-- Opening Marker --
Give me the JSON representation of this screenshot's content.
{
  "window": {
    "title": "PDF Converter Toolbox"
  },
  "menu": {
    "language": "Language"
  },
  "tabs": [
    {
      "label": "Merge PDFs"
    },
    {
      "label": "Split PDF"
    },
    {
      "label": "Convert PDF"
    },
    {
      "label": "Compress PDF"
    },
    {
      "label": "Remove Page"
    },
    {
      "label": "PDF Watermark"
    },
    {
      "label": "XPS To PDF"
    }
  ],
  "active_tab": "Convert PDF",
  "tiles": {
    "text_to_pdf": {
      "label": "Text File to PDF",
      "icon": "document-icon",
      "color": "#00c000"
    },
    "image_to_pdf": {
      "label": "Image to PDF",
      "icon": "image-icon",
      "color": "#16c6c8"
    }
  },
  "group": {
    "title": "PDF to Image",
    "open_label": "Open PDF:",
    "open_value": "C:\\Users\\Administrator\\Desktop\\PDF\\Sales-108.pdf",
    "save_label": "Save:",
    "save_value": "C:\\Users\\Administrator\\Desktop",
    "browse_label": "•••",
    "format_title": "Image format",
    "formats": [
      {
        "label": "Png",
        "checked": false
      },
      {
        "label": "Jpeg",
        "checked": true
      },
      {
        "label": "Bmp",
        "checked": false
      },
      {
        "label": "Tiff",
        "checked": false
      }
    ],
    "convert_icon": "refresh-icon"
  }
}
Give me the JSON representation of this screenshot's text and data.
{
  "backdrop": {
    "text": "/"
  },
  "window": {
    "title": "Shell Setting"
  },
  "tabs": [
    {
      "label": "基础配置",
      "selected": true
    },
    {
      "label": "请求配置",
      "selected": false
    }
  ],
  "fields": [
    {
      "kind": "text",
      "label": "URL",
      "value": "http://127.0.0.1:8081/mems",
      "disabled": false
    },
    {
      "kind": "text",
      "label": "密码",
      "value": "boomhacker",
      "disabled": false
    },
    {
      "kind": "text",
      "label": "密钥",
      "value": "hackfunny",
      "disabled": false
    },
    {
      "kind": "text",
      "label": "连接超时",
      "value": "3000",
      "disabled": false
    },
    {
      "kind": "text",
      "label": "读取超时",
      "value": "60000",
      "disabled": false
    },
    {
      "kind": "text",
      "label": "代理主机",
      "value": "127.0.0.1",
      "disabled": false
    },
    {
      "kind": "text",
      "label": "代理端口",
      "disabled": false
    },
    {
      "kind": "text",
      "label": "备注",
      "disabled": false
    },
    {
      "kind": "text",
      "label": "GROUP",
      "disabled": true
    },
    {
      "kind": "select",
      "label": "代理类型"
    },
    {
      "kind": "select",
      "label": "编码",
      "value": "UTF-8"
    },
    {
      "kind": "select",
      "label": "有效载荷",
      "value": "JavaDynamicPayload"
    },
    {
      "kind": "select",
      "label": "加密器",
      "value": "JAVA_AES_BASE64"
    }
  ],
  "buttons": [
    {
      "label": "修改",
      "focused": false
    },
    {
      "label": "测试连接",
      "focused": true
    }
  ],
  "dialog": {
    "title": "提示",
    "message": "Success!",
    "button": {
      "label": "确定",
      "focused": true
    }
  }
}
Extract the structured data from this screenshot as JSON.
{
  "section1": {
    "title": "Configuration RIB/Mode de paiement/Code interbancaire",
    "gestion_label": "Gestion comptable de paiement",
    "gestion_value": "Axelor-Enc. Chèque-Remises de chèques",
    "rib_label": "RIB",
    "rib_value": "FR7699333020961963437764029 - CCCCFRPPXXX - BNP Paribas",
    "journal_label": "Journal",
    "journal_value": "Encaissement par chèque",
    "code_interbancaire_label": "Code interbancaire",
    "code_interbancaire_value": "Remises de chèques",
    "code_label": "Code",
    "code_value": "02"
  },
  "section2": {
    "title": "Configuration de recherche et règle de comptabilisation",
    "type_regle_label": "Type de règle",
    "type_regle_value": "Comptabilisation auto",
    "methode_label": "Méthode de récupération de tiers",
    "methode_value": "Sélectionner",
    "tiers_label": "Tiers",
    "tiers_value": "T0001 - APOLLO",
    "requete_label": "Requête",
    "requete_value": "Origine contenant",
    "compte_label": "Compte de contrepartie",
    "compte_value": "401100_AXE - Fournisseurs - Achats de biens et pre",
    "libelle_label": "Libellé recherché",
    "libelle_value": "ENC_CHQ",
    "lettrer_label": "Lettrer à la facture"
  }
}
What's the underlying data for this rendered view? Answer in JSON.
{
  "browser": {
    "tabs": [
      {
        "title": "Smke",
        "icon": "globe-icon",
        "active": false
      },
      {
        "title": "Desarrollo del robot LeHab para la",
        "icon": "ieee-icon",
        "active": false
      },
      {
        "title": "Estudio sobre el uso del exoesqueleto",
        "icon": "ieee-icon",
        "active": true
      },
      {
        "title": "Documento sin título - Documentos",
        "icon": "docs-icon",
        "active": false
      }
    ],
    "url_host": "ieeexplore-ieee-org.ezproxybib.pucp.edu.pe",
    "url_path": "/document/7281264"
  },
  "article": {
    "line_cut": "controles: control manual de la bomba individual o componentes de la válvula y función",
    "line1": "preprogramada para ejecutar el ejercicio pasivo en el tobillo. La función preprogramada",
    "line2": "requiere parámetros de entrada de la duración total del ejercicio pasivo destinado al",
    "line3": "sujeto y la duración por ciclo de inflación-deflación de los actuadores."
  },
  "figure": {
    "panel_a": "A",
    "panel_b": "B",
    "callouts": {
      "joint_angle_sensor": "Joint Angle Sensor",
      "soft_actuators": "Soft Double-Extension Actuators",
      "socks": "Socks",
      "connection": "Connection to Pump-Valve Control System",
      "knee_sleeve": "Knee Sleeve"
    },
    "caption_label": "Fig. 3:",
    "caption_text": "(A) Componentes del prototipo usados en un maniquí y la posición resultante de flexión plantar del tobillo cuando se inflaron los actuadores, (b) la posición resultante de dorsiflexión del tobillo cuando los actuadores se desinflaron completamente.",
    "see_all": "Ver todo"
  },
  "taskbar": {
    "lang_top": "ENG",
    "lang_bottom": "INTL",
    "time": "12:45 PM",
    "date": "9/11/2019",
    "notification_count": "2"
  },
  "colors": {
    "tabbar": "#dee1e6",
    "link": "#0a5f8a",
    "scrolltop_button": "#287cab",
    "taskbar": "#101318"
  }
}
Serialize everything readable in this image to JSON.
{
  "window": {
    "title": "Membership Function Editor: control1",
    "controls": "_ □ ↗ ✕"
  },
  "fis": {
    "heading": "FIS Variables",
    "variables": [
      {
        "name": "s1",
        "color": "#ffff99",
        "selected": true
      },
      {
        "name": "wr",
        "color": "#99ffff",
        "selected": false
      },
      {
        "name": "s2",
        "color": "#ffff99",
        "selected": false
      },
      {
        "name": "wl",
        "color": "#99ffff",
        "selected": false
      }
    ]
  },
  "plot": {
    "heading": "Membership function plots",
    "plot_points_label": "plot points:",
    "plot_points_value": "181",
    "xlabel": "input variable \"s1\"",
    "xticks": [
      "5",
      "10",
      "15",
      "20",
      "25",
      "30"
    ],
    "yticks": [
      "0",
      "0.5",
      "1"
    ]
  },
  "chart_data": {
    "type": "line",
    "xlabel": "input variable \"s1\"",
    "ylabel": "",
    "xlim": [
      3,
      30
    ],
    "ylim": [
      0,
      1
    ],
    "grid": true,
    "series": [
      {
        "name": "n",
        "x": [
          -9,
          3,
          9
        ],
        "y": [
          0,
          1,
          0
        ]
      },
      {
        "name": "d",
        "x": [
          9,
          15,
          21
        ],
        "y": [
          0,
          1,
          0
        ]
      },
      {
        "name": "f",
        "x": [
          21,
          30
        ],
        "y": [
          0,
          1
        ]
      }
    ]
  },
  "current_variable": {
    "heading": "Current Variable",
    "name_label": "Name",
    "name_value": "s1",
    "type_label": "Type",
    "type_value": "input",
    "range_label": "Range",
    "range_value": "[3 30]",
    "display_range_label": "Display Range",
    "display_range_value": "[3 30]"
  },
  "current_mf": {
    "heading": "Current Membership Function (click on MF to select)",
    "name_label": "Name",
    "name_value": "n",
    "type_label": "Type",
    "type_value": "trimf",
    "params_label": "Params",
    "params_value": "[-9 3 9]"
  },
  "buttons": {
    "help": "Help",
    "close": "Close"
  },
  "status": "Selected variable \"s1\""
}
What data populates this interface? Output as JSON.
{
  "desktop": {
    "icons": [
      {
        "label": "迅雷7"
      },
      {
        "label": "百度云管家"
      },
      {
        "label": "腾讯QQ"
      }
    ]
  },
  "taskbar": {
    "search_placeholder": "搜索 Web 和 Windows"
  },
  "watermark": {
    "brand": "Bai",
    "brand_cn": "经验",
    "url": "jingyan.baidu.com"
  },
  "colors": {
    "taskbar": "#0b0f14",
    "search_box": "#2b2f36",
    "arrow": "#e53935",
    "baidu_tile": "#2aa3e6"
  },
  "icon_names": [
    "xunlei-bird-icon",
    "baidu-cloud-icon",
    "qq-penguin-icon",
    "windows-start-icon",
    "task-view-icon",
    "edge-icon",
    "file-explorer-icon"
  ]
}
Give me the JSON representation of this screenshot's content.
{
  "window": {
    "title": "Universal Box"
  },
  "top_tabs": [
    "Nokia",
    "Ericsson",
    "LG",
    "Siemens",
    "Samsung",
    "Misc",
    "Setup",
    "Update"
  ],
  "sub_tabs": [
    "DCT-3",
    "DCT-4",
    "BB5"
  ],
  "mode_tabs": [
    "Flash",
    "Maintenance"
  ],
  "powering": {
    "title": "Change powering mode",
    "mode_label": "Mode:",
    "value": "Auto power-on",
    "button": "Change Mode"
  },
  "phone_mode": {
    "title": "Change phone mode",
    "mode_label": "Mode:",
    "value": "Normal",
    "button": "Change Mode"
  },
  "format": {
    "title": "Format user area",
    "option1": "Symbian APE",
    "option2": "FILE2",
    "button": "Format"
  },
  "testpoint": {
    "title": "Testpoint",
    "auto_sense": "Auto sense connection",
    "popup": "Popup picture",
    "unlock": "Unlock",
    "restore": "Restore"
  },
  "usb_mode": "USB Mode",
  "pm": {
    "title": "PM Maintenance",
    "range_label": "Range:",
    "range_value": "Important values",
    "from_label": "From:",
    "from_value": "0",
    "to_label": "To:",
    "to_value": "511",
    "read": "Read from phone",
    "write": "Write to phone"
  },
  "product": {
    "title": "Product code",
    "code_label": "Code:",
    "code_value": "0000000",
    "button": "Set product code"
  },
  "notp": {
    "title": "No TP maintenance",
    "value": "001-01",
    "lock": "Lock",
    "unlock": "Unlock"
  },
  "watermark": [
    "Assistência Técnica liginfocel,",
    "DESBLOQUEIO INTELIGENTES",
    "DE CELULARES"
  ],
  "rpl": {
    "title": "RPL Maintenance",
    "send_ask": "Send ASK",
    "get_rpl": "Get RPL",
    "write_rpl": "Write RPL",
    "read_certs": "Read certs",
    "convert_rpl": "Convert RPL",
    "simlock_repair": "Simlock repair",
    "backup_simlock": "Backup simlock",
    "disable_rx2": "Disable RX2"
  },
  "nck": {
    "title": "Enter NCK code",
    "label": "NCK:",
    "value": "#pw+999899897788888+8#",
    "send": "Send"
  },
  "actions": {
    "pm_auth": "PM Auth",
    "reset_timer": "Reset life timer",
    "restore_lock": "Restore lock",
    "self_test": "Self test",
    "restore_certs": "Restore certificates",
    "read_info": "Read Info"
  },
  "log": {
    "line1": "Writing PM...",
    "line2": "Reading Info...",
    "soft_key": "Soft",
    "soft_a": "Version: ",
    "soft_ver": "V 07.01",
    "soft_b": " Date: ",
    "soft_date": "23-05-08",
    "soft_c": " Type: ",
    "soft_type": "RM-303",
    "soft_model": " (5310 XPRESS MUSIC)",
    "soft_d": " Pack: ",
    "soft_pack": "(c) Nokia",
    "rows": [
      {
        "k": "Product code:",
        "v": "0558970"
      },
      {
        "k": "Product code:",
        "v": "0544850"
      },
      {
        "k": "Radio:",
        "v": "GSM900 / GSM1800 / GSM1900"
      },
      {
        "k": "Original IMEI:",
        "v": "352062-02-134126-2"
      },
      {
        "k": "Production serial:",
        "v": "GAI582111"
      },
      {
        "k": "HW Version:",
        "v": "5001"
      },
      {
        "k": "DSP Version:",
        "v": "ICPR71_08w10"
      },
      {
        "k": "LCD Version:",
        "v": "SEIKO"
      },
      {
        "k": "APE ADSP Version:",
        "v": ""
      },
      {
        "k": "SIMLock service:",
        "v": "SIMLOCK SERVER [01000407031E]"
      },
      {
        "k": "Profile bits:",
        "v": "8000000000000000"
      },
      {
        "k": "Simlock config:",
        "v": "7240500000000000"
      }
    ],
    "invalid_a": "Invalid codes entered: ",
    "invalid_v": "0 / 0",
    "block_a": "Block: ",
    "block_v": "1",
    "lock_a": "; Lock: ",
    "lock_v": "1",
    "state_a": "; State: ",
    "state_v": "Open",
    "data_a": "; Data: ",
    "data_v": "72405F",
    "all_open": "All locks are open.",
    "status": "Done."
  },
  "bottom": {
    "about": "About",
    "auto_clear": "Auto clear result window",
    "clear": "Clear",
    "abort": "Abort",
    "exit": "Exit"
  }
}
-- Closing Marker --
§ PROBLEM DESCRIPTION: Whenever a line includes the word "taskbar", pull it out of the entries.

§ EXPECTED OUTPUT:
  "taskbar": {
    "taskbar": "#101318"
  "taskbar": {
    "taskbar": "#0b0f14",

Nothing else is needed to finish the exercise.